Thrillers may be most well known for their choreographed action scenes and handsome killers firing guns at every opportunity, but at the very least, they should all have concrete plot lines. American Assassins starts out promising enough, but quickly descends into a mess of overly drawn out fighting scenes and snarky comebacks.
The plot is astonishingly thin (no spoilers here) and is rarely reinforced. It’s easy to lose track of exactly where the movie is going. The director also keeps insisting on adding in emotionally charged scenes throughout the movie that detract from the actual plot (much like a YA fiction novel). Even Dylan O’Brien (starring as Mitch Rapp) can’t save the film.
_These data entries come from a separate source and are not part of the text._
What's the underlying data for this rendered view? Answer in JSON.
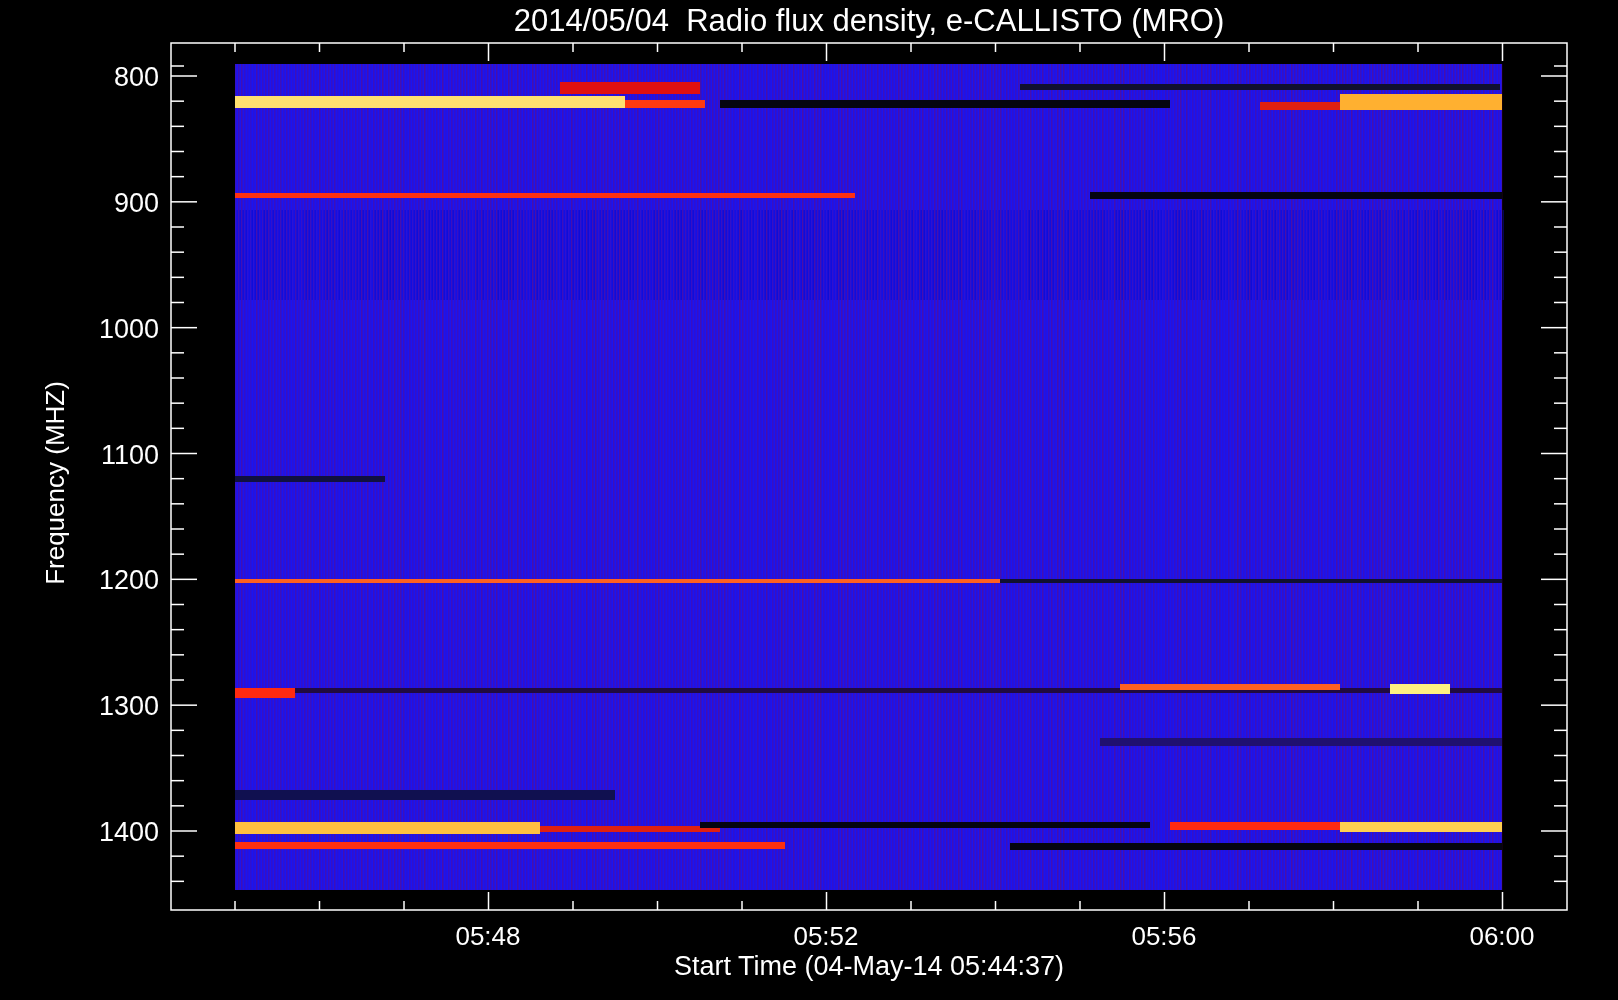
{
  "title": "2014/05/04  Radio flux density, e-CALLISTO (MRO)",
  "y_axis": {
    "label": "Frequency (MHZ)",
    "tick_labels": [
      "800",
      "900",
      "1000",
      "1100",
      "1200",
      "1300",
      "1400"
    ]
  },
  "x_axis": {
    "label": "Start Time (04-May-14 05:44:37)",
    "tick_labels": [
      "05:48",
      "05:52",
      "05:56",
      "06:00"
    ]
  }
}
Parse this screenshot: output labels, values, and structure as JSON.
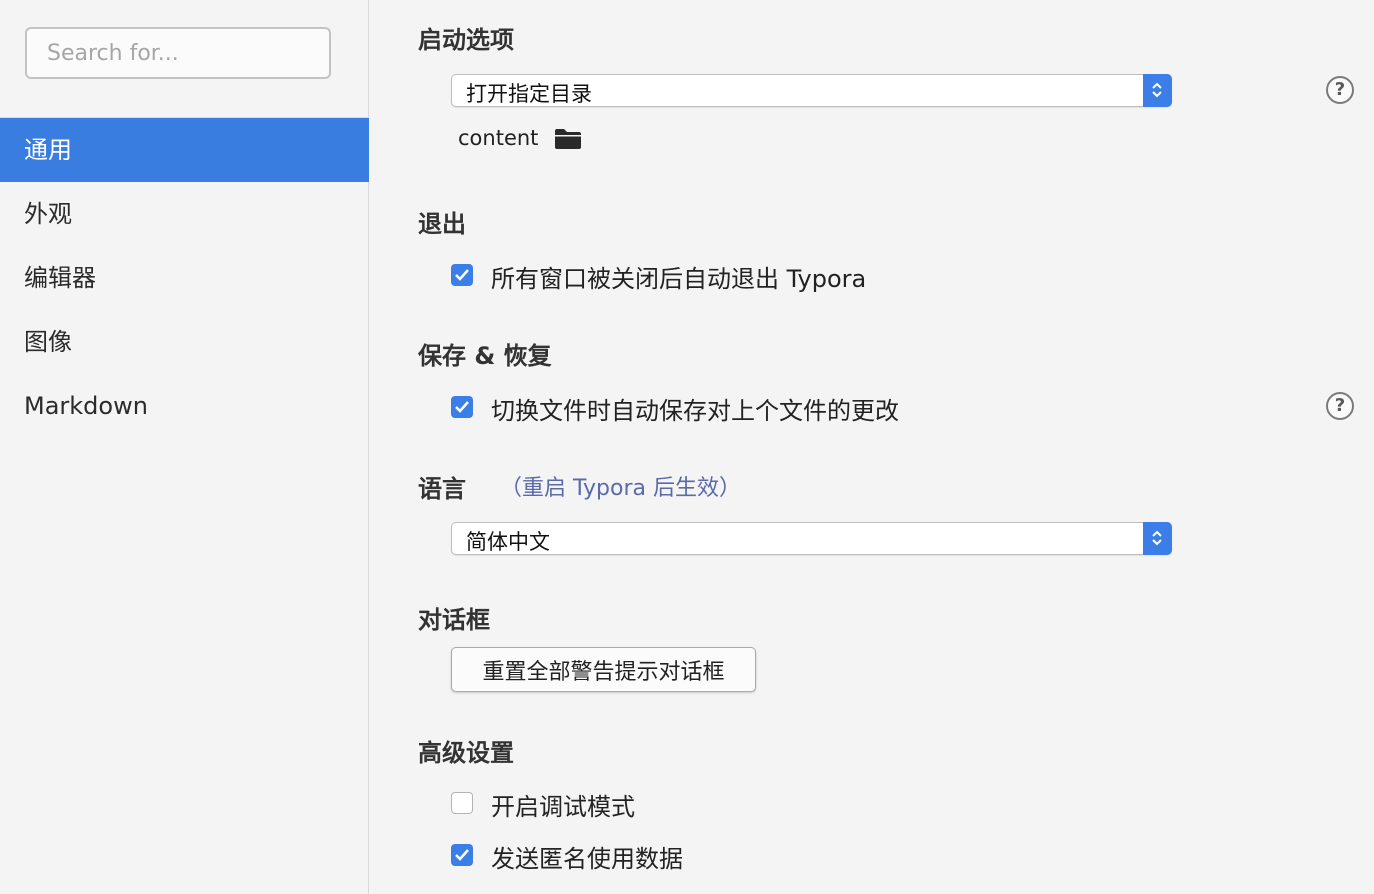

Jonathan Pile of Empire wrote that American Assassin “would have been better served aiming for a lighter tone.” This comment reveals everything that is wrong with this movie. The film begins with a terrorist attack at a beach resort that leaves Mitch Rapp’s girlfriend dead and Mitch himself scarred for life. So the typical expectation would be a movie about Mitch’s inner struggle or perhaps his own journey to wipe out the terrorist cell that killed his girlfriend. Instead, it jumps to the CIA and a terrorist plot that becomes more about action than Mitch’s personal strife.
The juxtaposition of those two might have worked, but it’s evident that director Michael Cuesta wasn’t clear on exactly how to do that. For something as dark as Mitch’s past to really touch the audience, it has to be reinforced in more than just three or four short scenes. As if that wasn’t enough, the movie had to add another dark past to Stan Hurley (played by Michael Keaton), Mitch’s instructor. We’ve all got a history, but American Assassin really blows it all out of proportion.
Despite everything though, there is an astonishingly thematic element to the movie (for those that care to look for it). It’s subtle, but there are powerful themes hidden in American Assassin. How many need to die for there to be peace? How many can a person kill before they shut down from the guilt of it? Can revenge be the best and strongest motivator? And most of all (this is quite possibly among the most controversial questions of them all), what exactly is America doing in this war against terrorism? Is it worth it, and are we even doing it right?
In three words, American Assassin is typical, confusing, and trying too hard. It’s hard to jump into a movie that is just a repeat of the many American thrillers that came before it. That 33% on Rotten Tomatoes is well deserved, unless you think that Dylan O’Brien hammering it out with terrorists is worth spending two hours of your life on.